A Sorry Excuse for a Song

A 1960s sports car, reputedly once owned by Sir Paul McCartney, was recently sold in Sussex. It now transpires that this particular vehicle may indeed have a considerably more significant history than was at first realised…

The then twenty-five year old Paul McCartney met Linda Eastman in 1967 and married her in 1969. After the break-up of The Beatles in 1970, Paul taught Linda to play keyboards and subsequently encouraged her to take an active part in the line-up of his new band Wings.

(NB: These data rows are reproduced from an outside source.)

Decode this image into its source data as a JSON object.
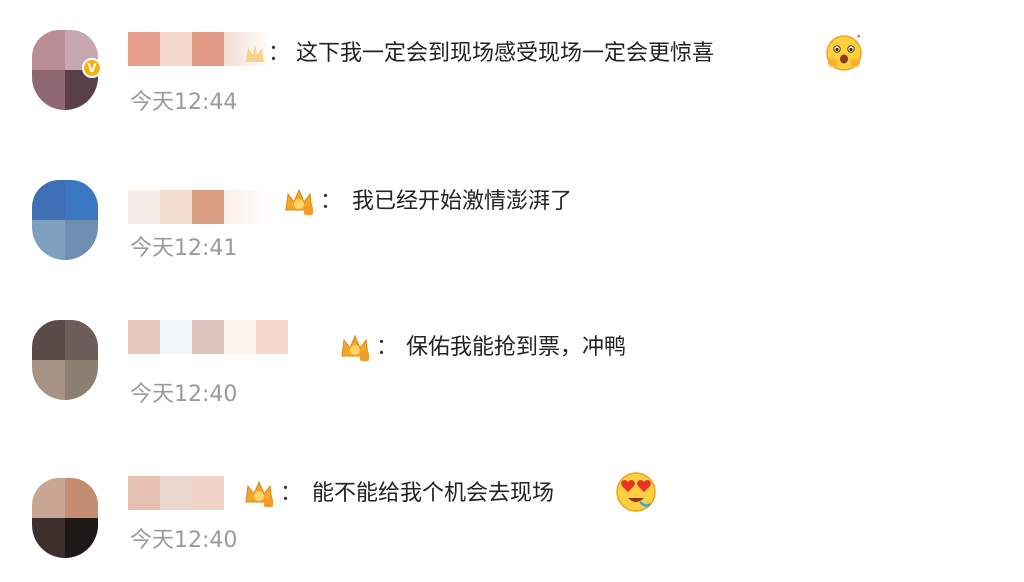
{
  "comments": [
    {
      "text": "这下我一定会到现场感受现场一定会更惊喜",
      "time": "今天12:44",
      "emoji": "surprised-hands-emoji"
    },
    {
      "text": "我已经开始激情澎湃了",
      "time": "今天12:41"
    },
    {
      "text": "保佑我能抢到票，冲鸭",
      "time": "今天12:40"
    },
    {
      "text": "能不能给我个机会去现场",
      "time": "今天12:40",
      "emoji": "heart-eyes-emoji"
    }
  ],
  "colon": "：",
  "colors": {
    "text": "#222222",
    "timestamp": "#9a9a9a",
    "verified_badge": "#f4b10f",
    "crown": "#f5a623"
  }
}
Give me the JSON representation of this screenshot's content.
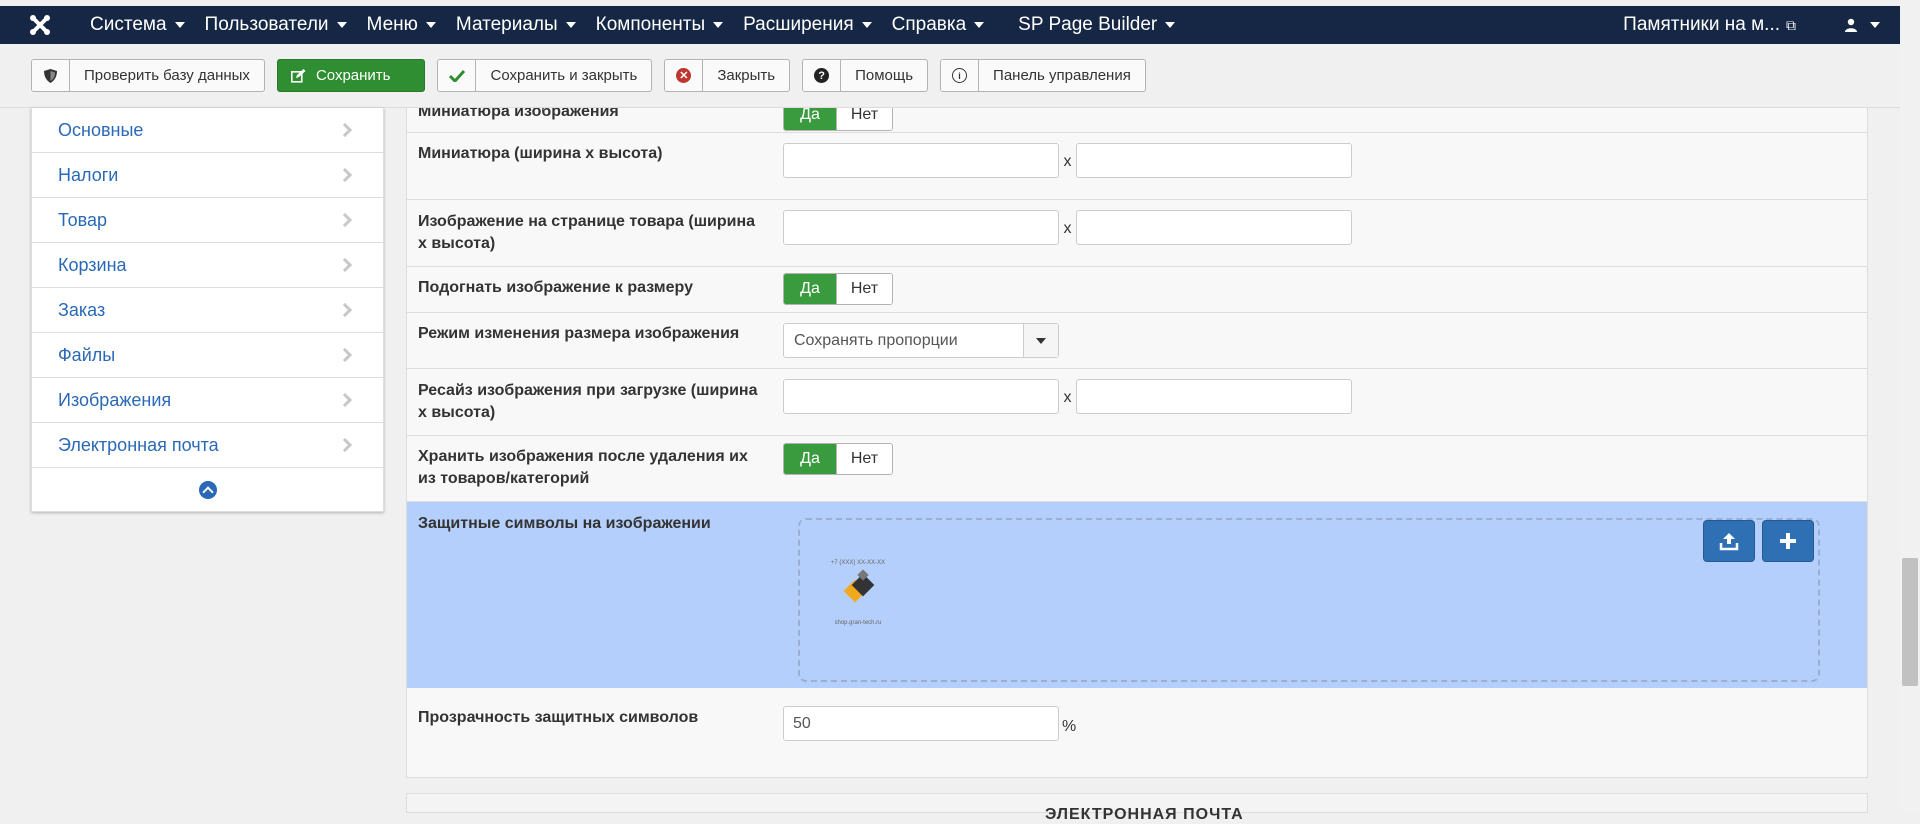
{
  "topnav": {
    "menus": [
      "Система",
      "Пользователи",
      "Меню",
      "Материалы",
      "Компоненты",
      "Расширения",
      "Справка",
      "SP Page Builder"
    ],
    "site_link": "Памятники на м...",
    "user_icon": "user-icon"
  },
  "toolbar": {
    "check_db": "Проверить базу данных",
    "save": "Сохранить",
    "save_close": "Сохранить и закрыть",
    "close": "Закрыть",
    "help": "Помощь",
    "control_panel": "Панель управления"
  },
  "sidebar": {
    "items": [
      "Основные",
      "Налоги",
      "Товар",
      "Корзина",
      "Заказ",
      "Файлы",
      "Изображения",
      "Электронная почта"
    ]
  },
  "form": {
    "thumb_top_label": "Миниатюра изображения",
    "yes": "Да",
    "no": "Нет",
    "x": "x",
    "thumb_size_label": "Миниатюра (ширина х высота)",
    "product_image_label": "Изображение на странице товара (ширина х высота)",
    "fit_image_label": "Подогнать изображение к размеру",
    "resize_mode_label": "Режим изменения размера изображения",
    "resize_mode_value": "Сохранять пропорции",
    "upload_resize_label": "Ресайз изображения при загрузке (ширина х высота)",
    "keep_images_label": "Хранить изображения после удаления их из товаров/категорий",
    "watermark_label": "Защитные символы на изображении",
    "watermark_logo_top": "+7 (XXX) XX-XX-XX",
    "watermark_logo_bottom": "shop.gran-tech.ru",
    "opacity_label": "Прозрачность защитных символов",
    "opacity_value": "50",
    "percent": "%",
    "next_section": "ЭЛЕКТРОННАЯ ПОЧТА"
  },
  "colors": {
    "nav_bg": "#152744",
    "save_green": "#2f8e31",
    "link_blue": "#2a69b8",
    "highlight": "#b4cffb"
  }
}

Linda hated to fly (her mother had tragically died in an American Airlines crash in Queens, New York in 1972), and so the couple always chose to drive to their holiday retreat in High Park Farm, on the peninsula of Kintyre. One day, in July of 1977, they were heading back to London with Paul at the wheel of his Lamborghini 400 GT when there was an almighty bang and the car veered towards the side of the road. Macca managed to bring the vehicle to a safe stand and staggered out, anticipating that his splendid new Italian toy might be badly damaged. Luckily it was only the front nearside tyre that had suffered a blow-out, but it was clearly irreparable. No spare was available and they were miles from anywhere.

“Muth’ fuckin’ tyre!” exclaimed Paul in exasperation and dismay.

Linda gently enquired from the front passenger seat whether Paul had just cursed.

Now, not only was Linda a strict vegetarian, believing passionately in not harming animals, but, as a Jewish-American, she was also fiercely opposed to swearing from any quarter. Paul, suddenly cognisant of this fact and eager not to be out-of-favour with Linda, as they would undoubtedly be walking some miles in search of the nearest telephone box, thought on his feet and said, “What? No, I’m toying with an idea for a new song for the band – I’m going to call it, um, Mull of, uh, Kintyre. It’ll be about how beautiful it is up here and how it’s the best place in the world to be if your car breaks down; what do you think about that for a new one?”

Stuck with the lie, once they’d finally managed to return to London, Paul and Linda soon began work on what was to be Wings’ greatest hit, selling over two million copies and becoming the UK’s best-selling single ever – an accolade it held until Band Aid’s “Do They Know It’s Christmas?” in 1984.

The rest, as they say, is history.

Opinion: Sexism in Language

Working in an occasionally busy office environment, where mistakes are major and aplenty, I often hear terms like “They’ve made a boob there!” “Everything’s gone tits-up!” and so forth. It fills me with melancholy that these are seemingly still quite popular expressions which make little or no attempt to conceal the indisputable truth that femininity is seen by some as a justification for mistrust or ridicule in the world in general and, more particularly, in that of business.

It is depressing that these terms are often bandied about with no regard for the stigma towards women which they continue to embed in the psyche of the nation – that a bunch of charlies can continue to speak in this way, unchallenged over their institutional sexism, seems anachronistic. What I find particularly incongruous is that a great many people obviously do not keep abreast of regulations about sexism in the workplace (which constitutes a major cock-up). One can only hope that poetic justice finds a way and that these companies end up going bust. How feeble-minded it is that some people still consider anything not male to inherently be bad. Ignorant cunts.